posted by Tony [87 posts]
11th August 2011 - 12:25

2 Likes

jeez i wonder how they manage to do it in the Alps - there roads are bloody pristine compared to ours and they have proper summers AND harsh winters every year.

dunno about your areas, but D&G is really really bad up here in Scotland !
sigh.

posted by a_to_the_j [85 posts]
11th August 2011 - 14:55

5 Likes

In Gwynedd at present and I have to say of the road I've been on around here over the last fortnight, I have not seen one pothole worthy of the name. I've pedalled about 150 miles in that time and it wasn't until I hit Rhyd-Ddu did I find any. At home in the potteries it's very difficult to ride anywhere without coming across any..

Soft kitty, warm kitty, little ball of fur, happy kitty, sleepy kitty, purr purr purr

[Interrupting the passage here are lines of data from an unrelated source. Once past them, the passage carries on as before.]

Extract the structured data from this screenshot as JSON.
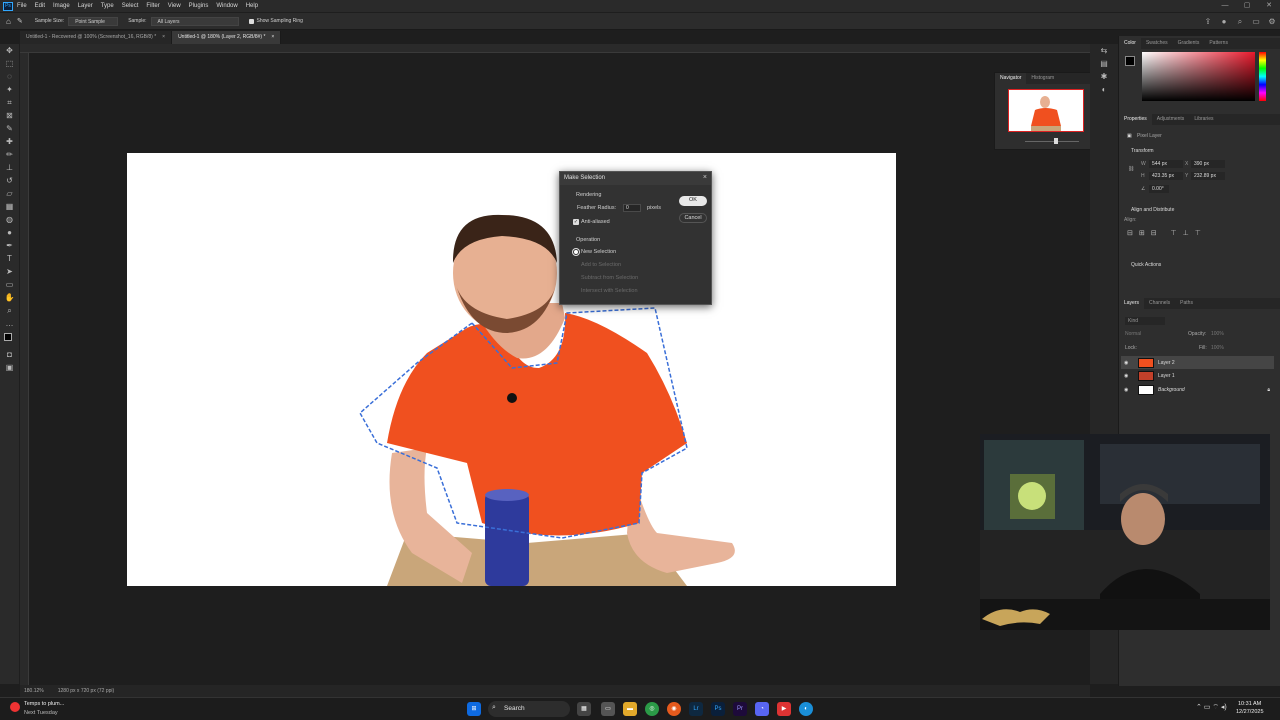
{
  "menubar": {
    "items": [
      "File",
      "Edit",
      "Image",
      "Layer",
      "Type",
      "Select",
      "Filter",
      "View",
      "Plugins",
      "Window",
      "Help"
    ]
  },
  "options_bar": {
    "sample_size_label": "Sample Size:",
    "sample_size_value": "Point Sample",
    "sample_label": "Sample:",
    "sample_value": "All Layers",
    "show_ring_label": "Show Sampling Ring"
  },
  "tabs": [
    {
      "label": "Untitled-1 - Recovered @ 100% (Screenshot_16, RGB/8) *",
      "active": false
    },
    {
      "label": "Untitled-1 @ 180% (Layer 2, RGB/8#) *",
      "active": true
    }
  ],
  "dialog": {
    "title": "Make Selection",
    "rendering_label": "Rendering",
    "feather_label": "Feather Radius:",
    "feather_value": "0",
    "feather_unit": "pixels",
    "antialias_label": "Anti-aliased",
    "ok_label": "OK",
    "cancel_label": "Cancel",
    "operation_label": "Operation",
    "op_new": "New Selection",
    "op_add": "Add to Selection",
    "op_subtract": "Subtract from Selection",
    "op_intersect": "Intersect with Selection"
  },
  "navigator": {
    "tab_navigator": "Navigator",
    "tab_histogram": "Histogram"
  },
  "color_panel": {
    "tabs": [
      "Color",
      "Swatches",
      "Gradients",
      "Patterns"
    ],
    "accent": "#e8192c"
  },
  "properties": {
    "tabs": [
      "Properties",
      "Adjustments",
      "Libraries"
    ],
    "layer_type": "Pixel Layer",
    "transform_label": "Transform",
    "w_label": "W",
    "w_value": "544 px",
    "x_label": "X",
    "x_value": "390 px",
    "h_label": "H",
    "h_value": "423.35 px",
    "y_label": "Y",
    "y_value": "232.89 px",
    "angle_value": "0.00°",
    "align_label": "Align and Distribute",
    "align_sub": "Align:",
    "quick_actions": "Quick Actions"
  },
  "layers": {
    "tabs": [
      "Layers",
      "Channels",
      "Paths"
    ],
    "kind_label": "Kind",
    "blend_mode": "Normal",
    "opacity_label": "Opacity:",
    "opacity_value": "100%",
    "lock_label": "Lock:",
    "fill_label": "Fill:",
    "fill_value": "100%",
    "items": [
      {
        "name": "Layer 2",
        "selected": true,
        "italic": false
      },
      {
        "name": "Layer 1",
        "selected": false,
        "italic": false
      },
      {
        "name": "Background",
        "selected": false,
        "italic": true
      }
    ]
  },
  "status": {
    "zoom": "180.12%",
    "doc_size": "1280 px x 720 px (72 ppi)"
  },
  "taskbar": {
    "weather_line1": "Temps to plum...",
    "weather_line2": "Next Tuesday",
    "search_label": "Search",
    "time": "10:31 AM",
    "date": "12/27/2025"
  }
}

posted by Izaak30 [88 posts]
11th August 2011 - 20:21

2 Likes